List each line of the data that holds the word "this".

BEGIN Task input

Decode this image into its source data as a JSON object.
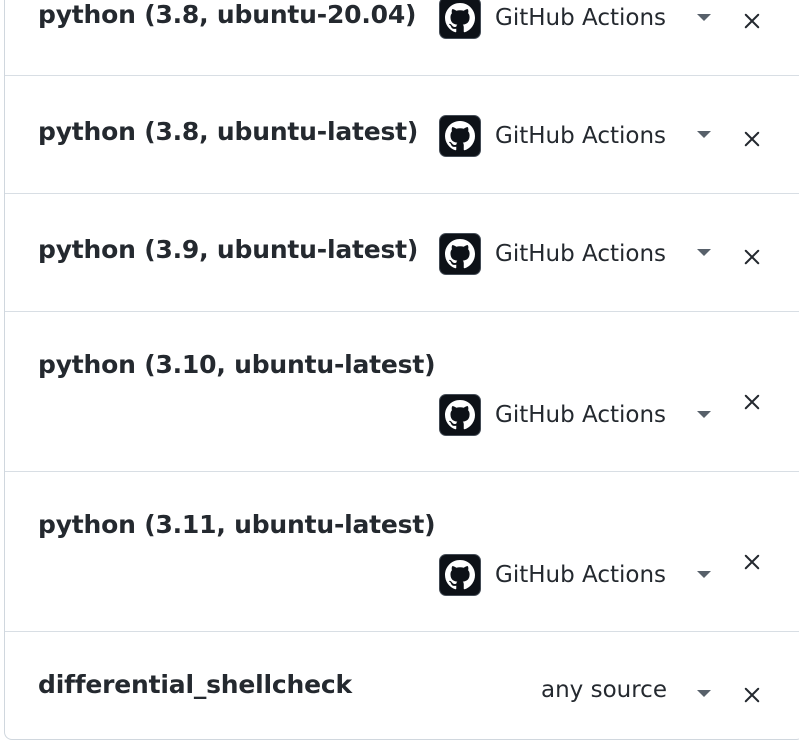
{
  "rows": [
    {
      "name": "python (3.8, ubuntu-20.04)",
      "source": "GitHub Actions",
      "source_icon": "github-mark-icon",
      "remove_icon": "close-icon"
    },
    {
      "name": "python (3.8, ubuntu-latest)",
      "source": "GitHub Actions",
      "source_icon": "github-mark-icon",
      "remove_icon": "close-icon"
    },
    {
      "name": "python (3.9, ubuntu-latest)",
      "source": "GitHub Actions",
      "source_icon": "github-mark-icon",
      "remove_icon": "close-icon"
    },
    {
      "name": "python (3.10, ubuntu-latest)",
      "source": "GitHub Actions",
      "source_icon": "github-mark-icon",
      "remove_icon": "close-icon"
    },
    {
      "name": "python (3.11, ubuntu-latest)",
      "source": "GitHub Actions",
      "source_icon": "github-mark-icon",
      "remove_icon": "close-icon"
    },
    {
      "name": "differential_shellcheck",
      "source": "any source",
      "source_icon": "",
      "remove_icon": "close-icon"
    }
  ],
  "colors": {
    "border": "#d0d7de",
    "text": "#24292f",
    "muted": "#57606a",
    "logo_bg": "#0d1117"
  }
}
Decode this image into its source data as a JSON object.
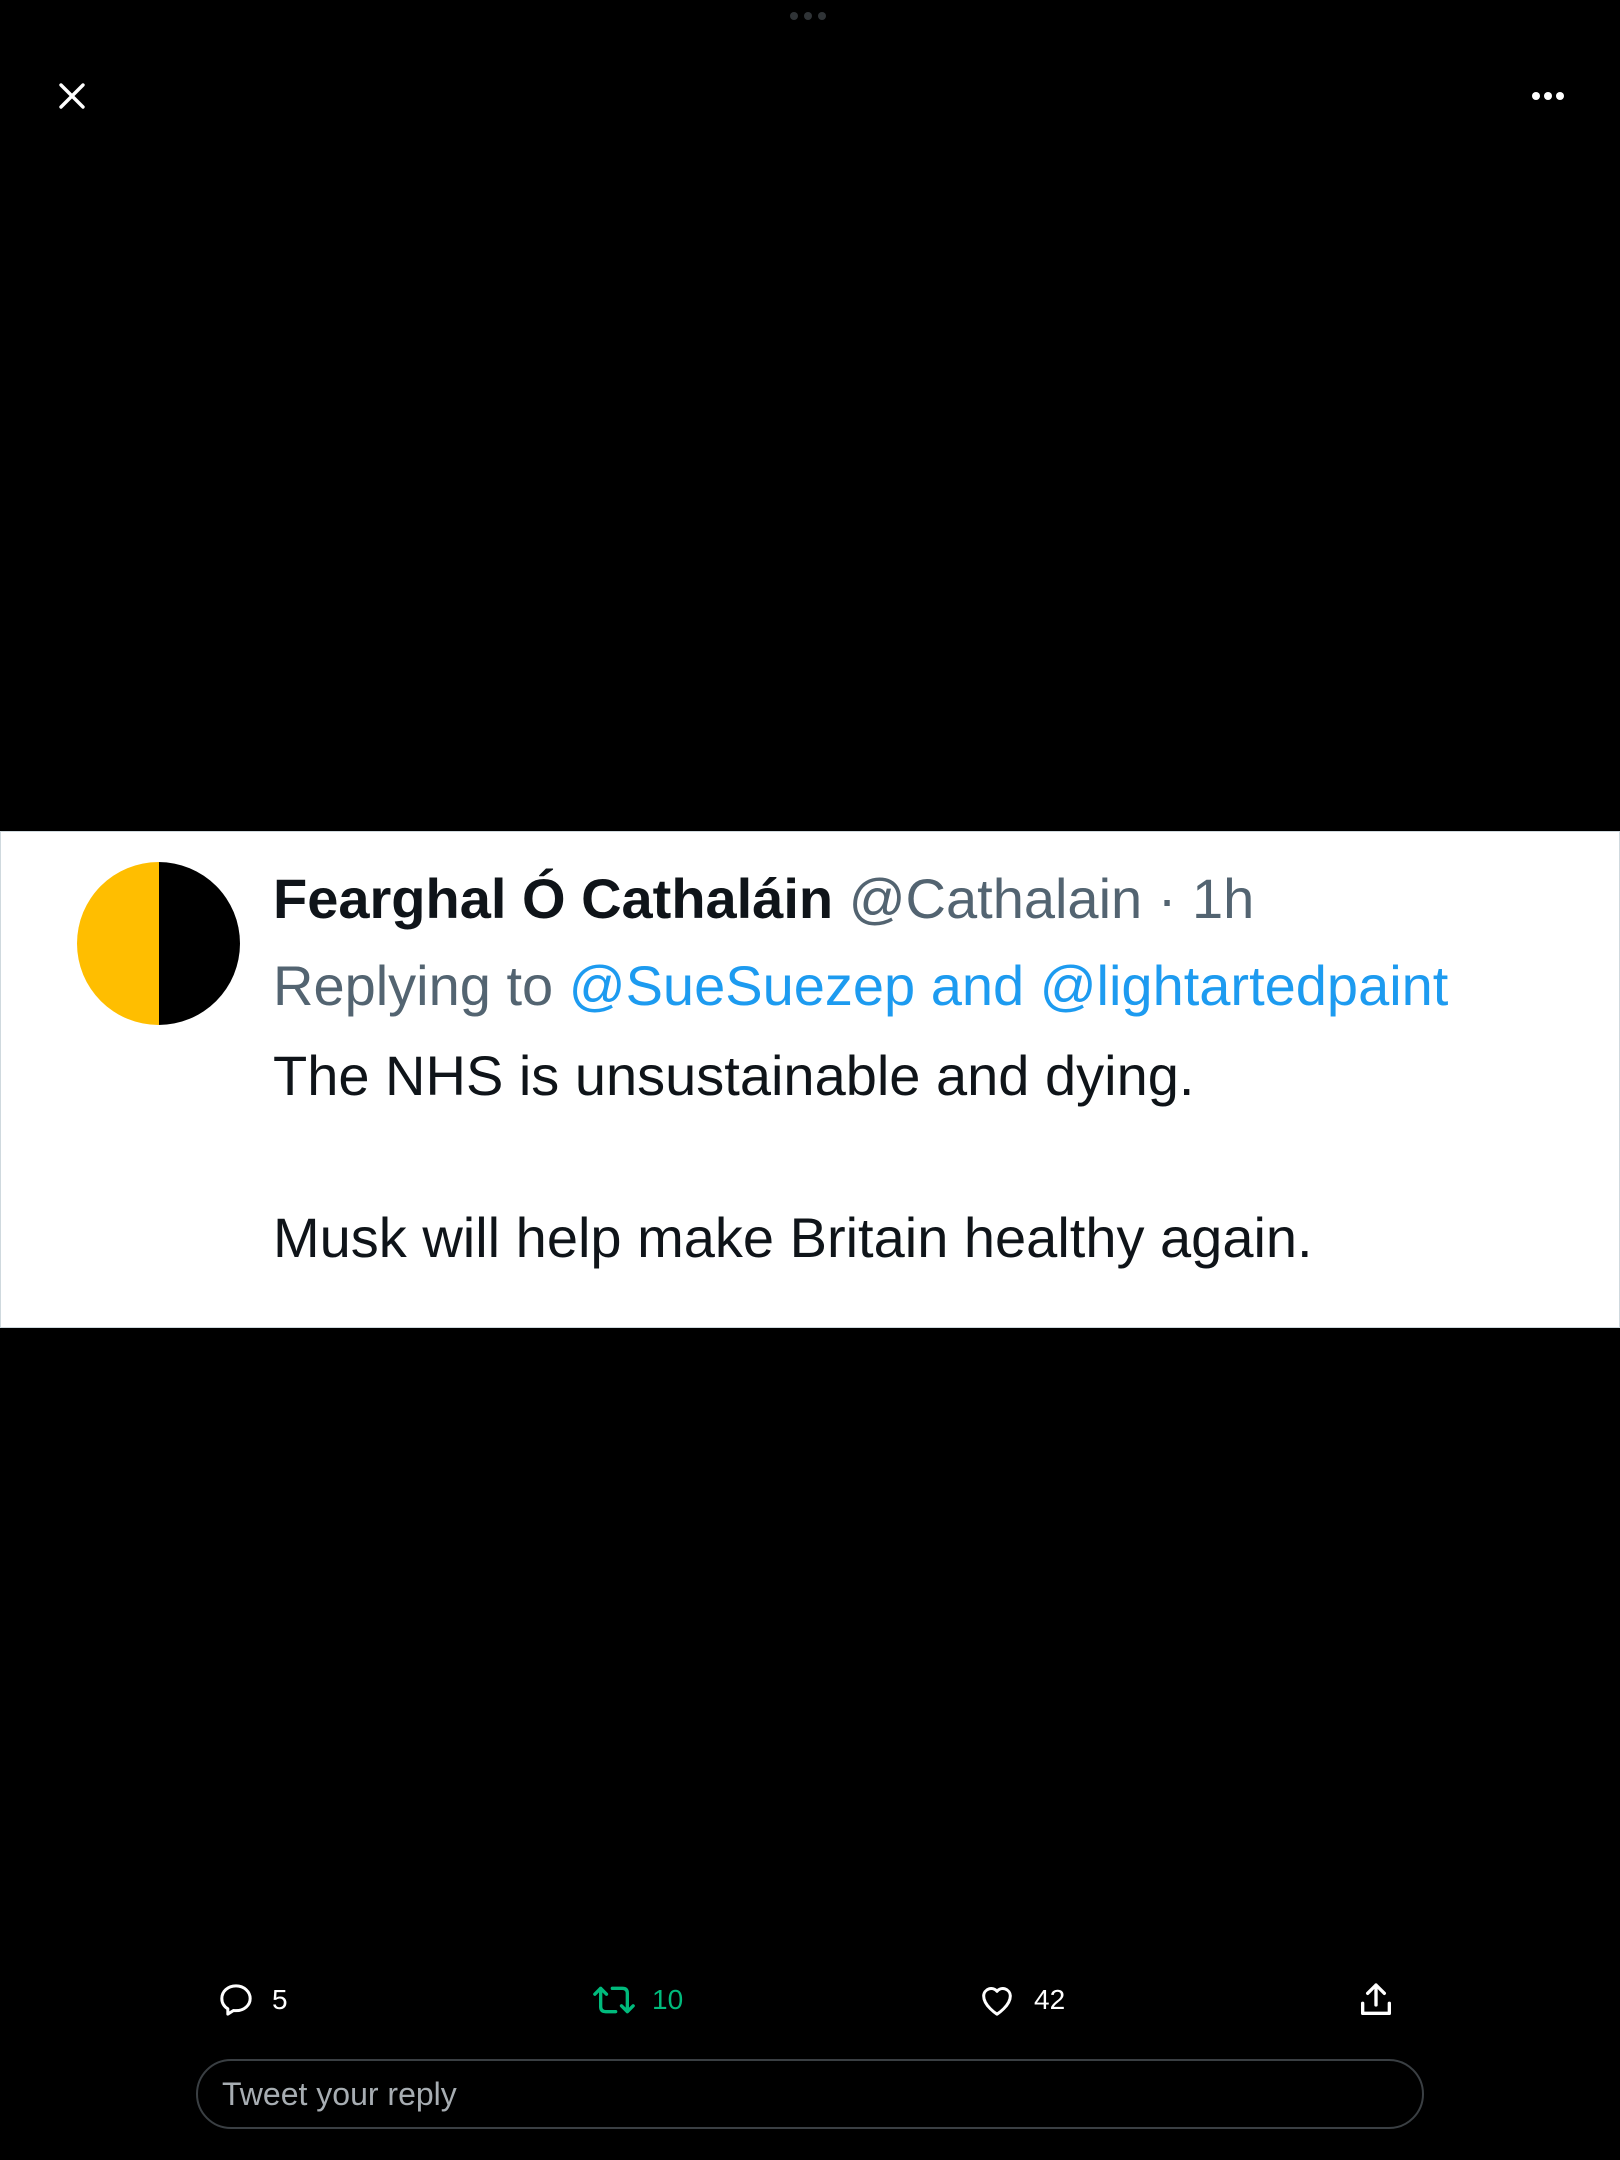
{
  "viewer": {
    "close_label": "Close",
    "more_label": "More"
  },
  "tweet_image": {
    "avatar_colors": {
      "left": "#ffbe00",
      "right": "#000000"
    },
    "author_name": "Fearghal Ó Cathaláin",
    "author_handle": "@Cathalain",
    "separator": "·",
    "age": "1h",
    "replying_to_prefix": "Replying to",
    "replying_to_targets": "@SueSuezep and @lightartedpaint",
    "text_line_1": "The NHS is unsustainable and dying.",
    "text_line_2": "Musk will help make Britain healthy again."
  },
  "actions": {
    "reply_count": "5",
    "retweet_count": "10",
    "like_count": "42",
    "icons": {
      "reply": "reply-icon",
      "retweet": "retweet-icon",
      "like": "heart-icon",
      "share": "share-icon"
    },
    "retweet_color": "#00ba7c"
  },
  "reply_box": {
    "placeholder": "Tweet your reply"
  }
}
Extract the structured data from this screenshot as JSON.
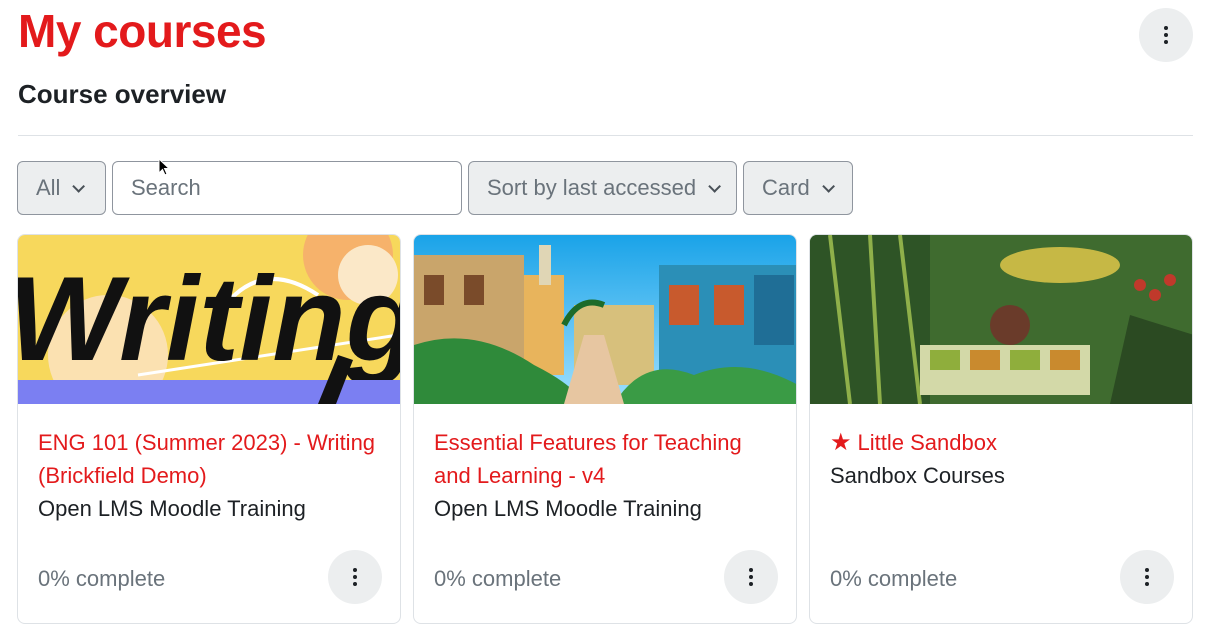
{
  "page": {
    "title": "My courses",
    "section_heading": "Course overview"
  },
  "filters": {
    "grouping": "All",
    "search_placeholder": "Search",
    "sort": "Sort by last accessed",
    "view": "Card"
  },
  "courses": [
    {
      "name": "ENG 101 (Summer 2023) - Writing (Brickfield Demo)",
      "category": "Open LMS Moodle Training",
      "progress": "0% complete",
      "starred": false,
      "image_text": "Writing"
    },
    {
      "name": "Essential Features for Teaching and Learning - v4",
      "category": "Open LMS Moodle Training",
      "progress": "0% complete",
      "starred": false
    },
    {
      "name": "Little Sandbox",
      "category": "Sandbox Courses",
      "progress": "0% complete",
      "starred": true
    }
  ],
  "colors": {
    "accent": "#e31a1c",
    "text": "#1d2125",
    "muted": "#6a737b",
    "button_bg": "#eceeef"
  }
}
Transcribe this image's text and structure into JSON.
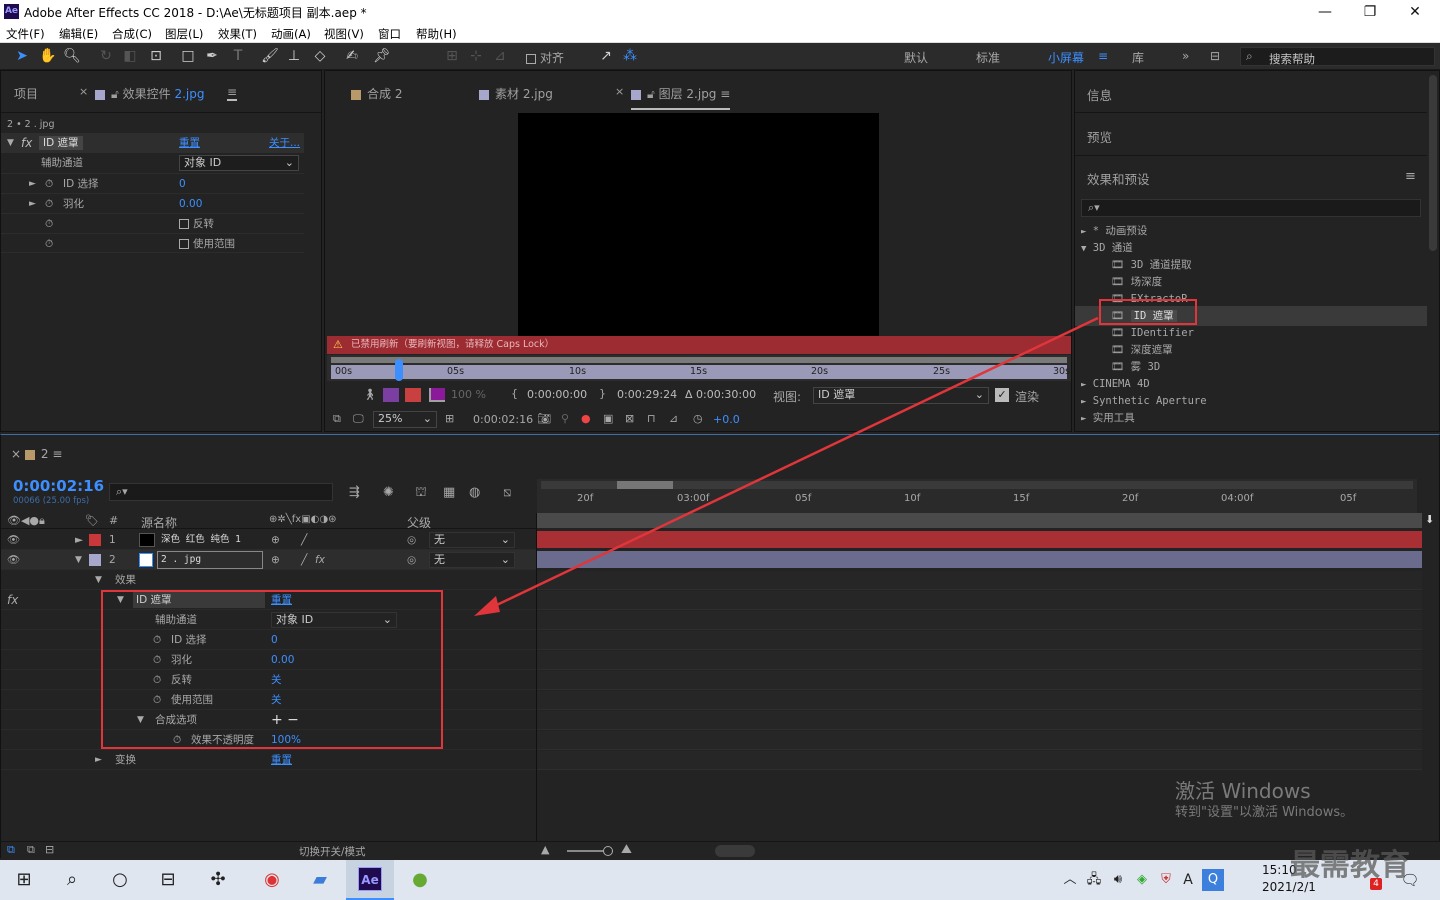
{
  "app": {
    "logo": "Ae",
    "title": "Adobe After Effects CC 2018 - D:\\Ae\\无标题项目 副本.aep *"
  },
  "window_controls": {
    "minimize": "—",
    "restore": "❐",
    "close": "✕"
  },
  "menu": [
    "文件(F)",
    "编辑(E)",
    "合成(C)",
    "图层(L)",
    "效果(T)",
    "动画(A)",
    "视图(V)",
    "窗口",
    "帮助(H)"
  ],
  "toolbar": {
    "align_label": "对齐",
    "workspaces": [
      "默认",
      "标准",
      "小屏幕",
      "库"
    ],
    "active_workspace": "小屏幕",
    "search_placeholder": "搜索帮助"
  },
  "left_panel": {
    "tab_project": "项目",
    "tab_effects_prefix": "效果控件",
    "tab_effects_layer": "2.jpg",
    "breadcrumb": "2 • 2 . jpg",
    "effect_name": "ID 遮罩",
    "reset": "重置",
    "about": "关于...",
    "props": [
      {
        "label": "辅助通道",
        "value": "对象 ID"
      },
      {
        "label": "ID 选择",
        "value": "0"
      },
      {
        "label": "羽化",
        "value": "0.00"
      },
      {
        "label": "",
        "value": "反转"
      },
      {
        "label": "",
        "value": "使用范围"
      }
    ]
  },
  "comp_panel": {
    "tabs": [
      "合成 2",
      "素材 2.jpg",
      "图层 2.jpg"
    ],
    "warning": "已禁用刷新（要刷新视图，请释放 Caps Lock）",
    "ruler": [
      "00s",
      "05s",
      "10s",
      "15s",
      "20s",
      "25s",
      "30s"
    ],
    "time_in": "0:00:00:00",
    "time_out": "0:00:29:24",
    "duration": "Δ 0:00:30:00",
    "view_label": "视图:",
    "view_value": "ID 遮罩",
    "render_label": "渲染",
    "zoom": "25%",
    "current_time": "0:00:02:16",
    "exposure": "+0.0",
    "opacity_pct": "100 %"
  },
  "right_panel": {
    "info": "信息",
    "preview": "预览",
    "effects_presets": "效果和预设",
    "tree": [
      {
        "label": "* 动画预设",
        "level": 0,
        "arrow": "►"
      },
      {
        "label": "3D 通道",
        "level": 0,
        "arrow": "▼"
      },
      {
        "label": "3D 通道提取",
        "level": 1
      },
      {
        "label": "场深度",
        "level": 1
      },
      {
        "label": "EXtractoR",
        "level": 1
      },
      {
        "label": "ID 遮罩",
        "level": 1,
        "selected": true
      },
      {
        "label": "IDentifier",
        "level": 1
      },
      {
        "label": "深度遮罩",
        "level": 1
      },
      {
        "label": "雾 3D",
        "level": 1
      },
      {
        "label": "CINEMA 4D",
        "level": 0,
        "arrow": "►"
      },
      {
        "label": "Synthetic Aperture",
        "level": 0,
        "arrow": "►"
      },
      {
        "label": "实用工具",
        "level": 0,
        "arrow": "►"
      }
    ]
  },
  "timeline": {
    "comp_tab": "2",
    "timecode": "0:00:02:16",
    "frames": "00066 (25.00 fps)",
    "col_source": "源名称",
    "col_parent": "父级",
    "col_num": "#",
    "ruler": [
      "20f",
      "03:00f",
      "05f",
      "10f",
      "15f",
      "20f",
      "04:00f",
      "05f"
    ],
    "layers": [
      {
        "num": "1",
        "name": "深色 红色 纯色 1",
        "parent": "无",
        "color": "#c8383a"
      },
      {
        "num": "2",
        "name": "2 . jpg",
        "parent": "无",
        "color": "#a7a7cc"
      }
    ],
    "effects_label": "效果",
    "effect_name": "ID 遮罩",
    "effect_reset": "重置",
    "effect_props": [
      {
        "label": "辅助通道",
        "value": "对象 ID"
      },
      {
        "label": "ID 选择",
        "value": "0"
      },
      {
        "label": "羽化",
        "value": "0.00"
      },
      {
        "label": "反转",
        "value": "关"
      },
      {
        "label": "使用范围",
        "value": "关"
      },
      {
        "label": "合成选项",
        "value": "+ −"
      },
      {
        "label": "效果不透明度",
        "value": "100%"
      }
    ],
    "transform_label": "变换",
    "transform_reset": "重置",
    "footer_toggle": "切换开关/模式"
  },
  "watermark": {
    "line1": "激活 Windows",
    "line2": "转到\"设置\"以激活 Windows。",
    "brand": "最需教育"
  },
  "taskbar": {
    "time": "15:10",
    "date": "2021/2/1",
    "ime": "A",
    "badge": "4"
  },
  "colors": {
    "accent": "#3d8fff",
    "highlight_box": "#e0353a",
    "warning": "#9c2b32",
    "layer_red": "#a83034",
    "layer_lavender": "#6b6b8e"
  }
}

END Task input

(Solution):
Decode this image into its source data as a JSON object.
Decode this image into its source data as a JSON object.
Extract the structured data from this screenshot as JSON.
Transcribe this image's text and structure into JSON.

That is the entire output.